Classical Music Reviews
Every week, our professional critics attend concerts throughout the Bay Area to let you know what went well...and occasionally what didn't. Let their insights enrich your musical experiences, and feel free to share your own views!
The world of music has several types of 22-year-old composers — brash, confident ones; shy, talented ones; and painfully insecure ones who look to the past and worry that they were born several generations too late.
Last Thursday, the Carmel Bach Festival presented works by each of these types. The program, made up of pieces composed in 1707 by composers who were 22 during that year, highlighted not only the shifting trends in music at the time but also the personalities of the composers themselves.

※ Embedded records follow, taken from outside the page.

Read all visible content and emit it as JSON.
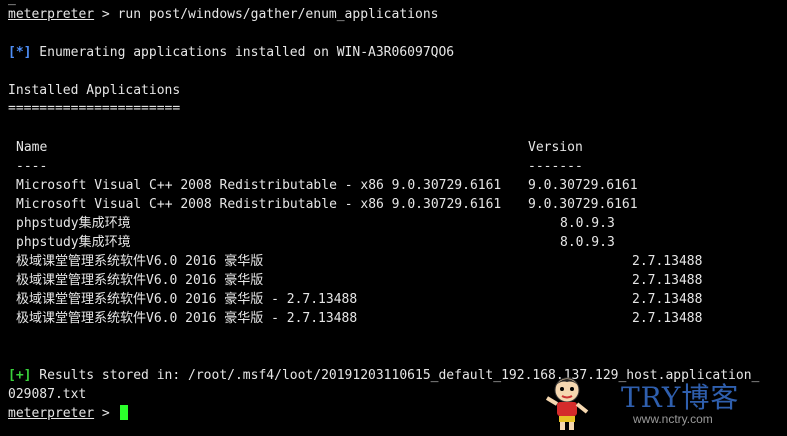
{
  "terminal": {
    "prompt": "meterpreter",
    "prompt_suffix": " > ",
    "command": "run post/windows/gather/enum_applications",
    "status_info_tag": "[*]",
    "status_info_text": " Enumerating applications installed on WIN-A3R06097QO6",
    "section_title": "Installed Applications",
    "section_rule": "======================",
    "table": {
      "header_name": "Name",
      "header_version": "Version",
      "rule_name": "----",
      "rule_version": "-------",
      "rows": [
        {
          "name": "Microsoft Visual C++ 2008 Redistributable - x86 9.0.30729.6161",
          "version": "9.0.30729.6161"
        },
        {
          "name": "Microsoft Visual C++ 2008 Redistributable - x86 9.0.30729.6161",
          "version": "9.0.30729.6161"
        },
        {
          "name": "phpstudy集成环境",
          "version": "8.0.9.3"
        },
        {
          "name": "phpstudy集成环境",
          "version": "8.0.9.3"
        },
        {
          "name": "极域课堂管理系统软件V6.0 2016 豪华版",
          "version": "2.7.13488"
        },
        {
          "name": "极域课堂管理系统软件V6.0 2016 豪华版",
          "version": "2.7.13488"
        },
        {
          "name": "极域课堂管理系统软件V6.0 2016 豪华版 - 2.7.13488",
          "version": "2.7.13488"
        },
        {
          "name": "极域课堂管理系统软件V6.0 2016 豪华版 - 2.7.13488",
          "version": "2.7.13488"
        }
      ]
    },
    "status_ok_tag": "[+]",
    "status_ok_text": " Results stored in: /root/.msf4/loot/20191203110615_default_192.168.137.129_host.application_",
    "status_ok_text_wrap": "029087.txt"
  },
  "watermark": {
    "logo_text": "TRY博客",
    "url": "www.nctry.com"
  },
  "colors": {
    "background": "#000000",
    "text": "#e6e6e6",
    "info_tag": "#4f8ff7",
    "ok_tag": "#39d13b",
    "cursor": "#2bff2b",
    "watermark_text": "#2f5fae"
  }
}
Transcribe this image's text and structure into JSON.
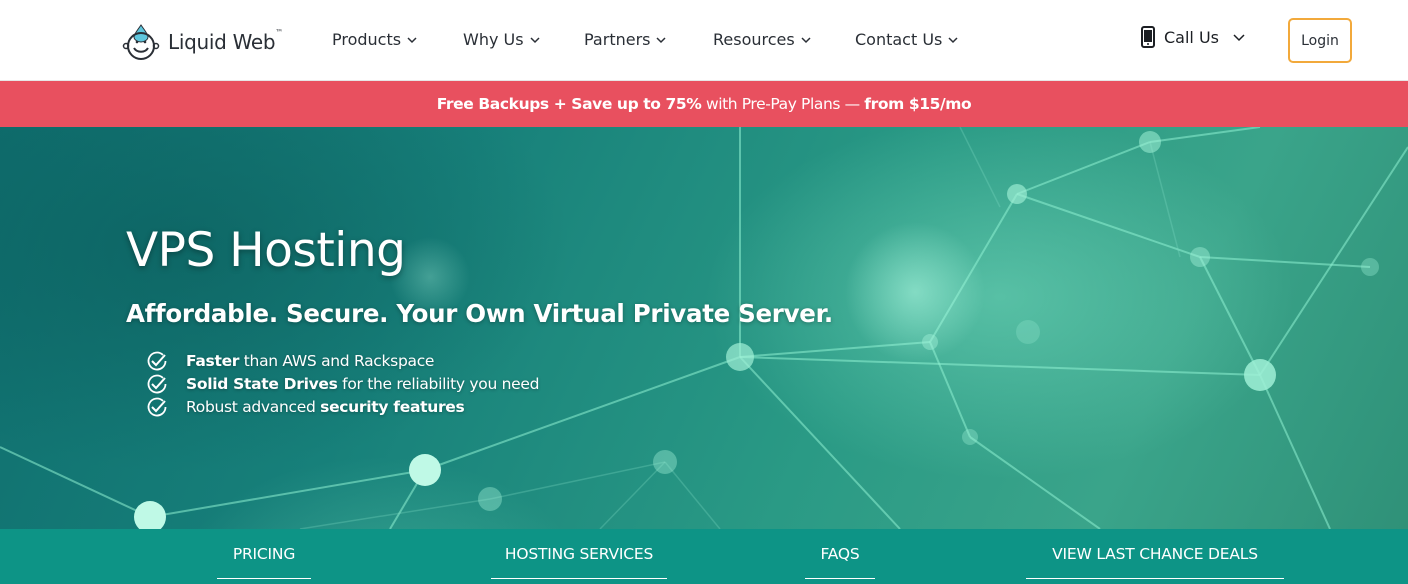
{
  "brand": {
    "name": "Liquid Web",
    "trademark": "™",
    "logo_icon": "liquid-web-logo-icon"
  },
  "nav": {
    "items": [
      {
        "label": "Products"
      },
      {
        "label": "Why Us"
      },
      {
        "label": "Partners"
      },
      {
        "label": "Resources"
      },
      {
        "label": "Contact Us"
      }
    ],
    "call_label": "Call Us",
    "login_label": "Login"
  },
  "promo": {
    "part1": "Free Backups + Save up to 75%",
    "part2": " with Pre-Pay Plans — ",
    "part3": "from $15/mo"
  },
  "hero": {
    "title": "VPS Hosting",
    "subtitle": "Affordable. Secure. Your Own Virtual Private Server.",
    "features": [
      {
        "bold": "Faster",
        "rest": " than AWS and Rackspace"
      },
      {
        "bold": "Solid State Drives",
        "rest": " for the reliability you need"
      },
      {
        "pre": "Robust advanced ",
        "bold": "security features"
      }
    ]
  },
  "tabs": [
    {
      "label": "PRICING"
    },
    {
      "label": "HOSTING SERVICES"
    },
    {
      "label": "FAQS"
    },
    {
      "label": "VIEW LAST CHANCE DEALS"
    }
  ],
  "colors": {
    "promo_bg": "#e8505f",
    "login_border": "#f2a93b",
    "tabbar_bg": "#0d9486",
    "hero_base": "#17807a"
  }
}
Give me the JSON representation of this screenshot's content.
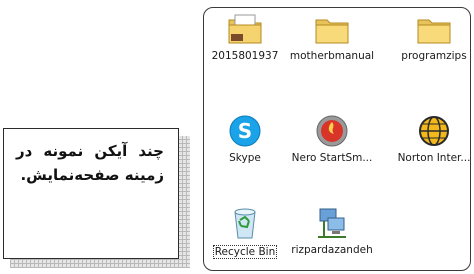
{
  "caption": {
    "text": "چند آیکن نمونه در زمینه صفحه‌نمایش."
  },
  "desktop": {
    "icons": [
      {
        "label": "2015801937",
        "icon": "folder-with-document-icon"
      },
      {
        "label": "motherbmanual",
        "icon": "folder-icon"
      },
      {
        "label": "programzips",
        "icon": "folder-icon"
      },
      {
        "label": "Skype",
        "icon": "skype-icon"
      },
      {
        "label": "Nero StartSm...",
        "icon": "nero-icon"
      },
      {
        "label": "Norton Inter...",
        "icon": "norton-globe-icon"
      },
      {
        "label": "Recycle Bin",
        "icon": "recycle-bin-icon"
      },
      {
        "label": "rizpardazandeh",
        "icon": "network-computer-icon"
      }
    ]
  }
}
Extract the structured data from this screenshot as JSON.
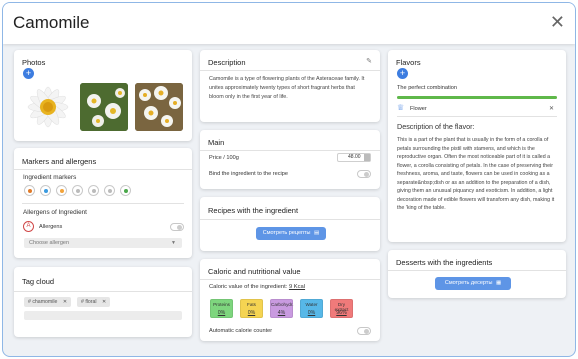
{
  "header": {
    "title": "Camomile"
  },
  "photos": {
    "title": "Photos"
  },
  "markers": {
    "title": "Markers and allergens",
    "ingredient_markers": "Ingredient markers",
    "allergens_heading": "Allergens of Ingredient",
    "allergens_label": "Allergens",
    "allergen_badge": "A",
    "select_placeholder": "Choose allergen"
  },
  "tags": {
    "title": "Tag cloud",
    "items": [
      "# chamomile",
      "# floral"
    ]
  },
  "description": {
    "title": "Description",
    "text": "Camomile is a type of flowering plants of the Asteraceae family. It unites approximately twenty types of short fragrant herbs that bloom only in the first year of life."
  },
  "main": {
    "title": "Main",
    "price_label": "Price / 100g",
    "price_value": "48.00",
    "bind_label": "Bind the ingredient to the recipe"
  },
  "recipes": {
    "title": "Recipes with the ingredient",
    "button": "Смотреть рецепты"
  },
  "caloric": {
    "title": "Caloric and nutritional value",
    "value_label": "Caloric value of the ingredient:",
    "value": "9 Kcal",
    "nutrients": [
      {
        "label": "Proteins",
        "value": "0%",
        "color": "#7ed67e"
      },
      {
        "label": "Fats",
        "value": "0%",
        "color": "#f5d452"
      },
      {
        "label": "Carbohydr.",
        "value": "4%",
        "color": "#c99ae0"
      },
      {
        "label": "Water",
        "value": "0%",
        "color": "#57b8e8"
      },
      {
        "label": "Dry extract",
        "value": "96%",
        "color": "#f07a7a"
      }
    ],
    "auto_label": "Automatic calorie counter"
  },
  "flavors": {
    "title": "Flavors",
    "subtitle": "The perfect combination",
    "progress": 1.0,
    "accent": "#5fb84a",
    "flower_label": "Flower",
    "desc_title": "Description of the flavor:",
    "desc_text": "This is a part of the plant that is usually in the form of a corolla of petals surrounding the pistil with stamens, and which is the reproductive organ. Often the most noticeable part of it is called a flower, a corolla consisting of petals. In the case of preserving their freshness, aroma, and taste, flowers can be used in cooking as a separate&nbsp;dish or as an addition to the preparation of a dish, giving them an unusual piquancy and exoticism. In addition, a light decoration made of edible flowers will transform any dish, making it the 'king of the table."
  },
  "desserts": {
    "title": "Desserts with the ingredients",
    "button": "Смотреть десерты"
  },
  "icons": {
    "close": "close-icon",
    "add": "plus-icon",
    "edit": "pencil-icon",
    "crown": "crown-icon",
    "document": "document-icon",
    "cake": "cake-icon"
  }
}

Time was when piano recitals would end with a rousing performance of a Hungarian rhapsody, an etude, or the Mephisto Waltz by Franz Liszt as a surefire way to bring the audience to its feet. Christopher Taylor, who last year in Berkeley played all three books of etudes by another Hungarian, Györgi Ligeti, once again put himself to the test, this time in the Napa Valley Opera House last Thursday, playing all 12 of Liszt’s Transcendental Studies at the Festival del Sole.
I don't know how many Danielle de Nieses there are, but I have already heard two of them. The first was a terrific Cleopatra in a remarkable presentation of excerpts from Handel's Giulio Cesare in Calistoga's Castello di Amorosa on July 14. The second appeared a week later in an hour-long song recital, in the Napa Valley Opera House, accompanied by Royal Opera House Music Director Antonio Pappano. As the French say, Quel difference! But there was no Vive for this performance.
Although regional opera companies fulfill an important role in the American musical landscape, too often their limited resources and ambition cause them to cut corners and deliver cheap, amateurish productions. This is especially true of companies that try to mount reduced versions of monumental grand operas. Tosca with a student string quintet, a chorus without tenors, an 80-year-old Tosca who also founded the company, an audience of fawning voice teachers in 1980s attired in pastel pantsuits — none of these is Tosca, at least not the opera that Puccini wrote.
Jonathan Khuner, Berkeley Opera's artistic director, has long wanted to strip Verdi's Aïda of ancient Egyptian spectacle. Stage director Yuval Sharon was interested in making the composer’s story relevant to our times. In the opening performance of Aïda Saturday at the Julia Morgan Theatre, their successful collaboration was, in large part, fundamentally true to Verdi. The chorus sang entirely offstage, functioning more as a Greek chorus than as an exotic display of priests, slaves, soldiers, and animals.
The sfSoundGroup continued to carve out an exciting niche for itself in its concert Sunday night at ODC Theater. Among all the area’s new-music ensembles, this group has evolved an aesthetic that most vividly brings to mind the Bay Area’s long history of experimentation and boundary-crossing. As usual, the group offered a mix of composition and improvisation, acoustic and electronic sound, local and international voices, and a strong sense of connection to the audience in ODC’s black-box setting.
Friday evening’s concert by the Russian National Orchestra at the Lincoln Theater in Yountville was filled with pleasant surprises. Programming at summer festivals tends to be conservative, seldom straying from reliably popular, crowd-pleasing repertoire.
You'd think that nothing could steal the thunder from the likes of Frederica von Stade, Sir James and Lady Jeanne Galway, and the Russian National Orchestra. But Friday the 13th brought a decidedly unmusical close to Festival del Sole's opening night in Napa. That the potential fiasco was handled with copious amounts of charm and grace shone a much-deserved light on the evening's unjustifiably shadowed conductor, Stéphane Denève.
The current Festival del Sole in the Napa Valley took a stellar leap forward Saturday evening with both the talent it featured and the place in which that talent was showcased. The ever-impressive countertenor David Daniels, the dazzling young soprano Danielle de Niese, and the redoubtable Philharmonia Baroque Orchestra with Nicholas McGegan were the talent, while the imposing new Castello di Amorosa. a winery-cum-castle set amid the hills and vineyards of the upper Napa Valley near Calistoga, was the monumental site. It was a concert to be savored and long remembered.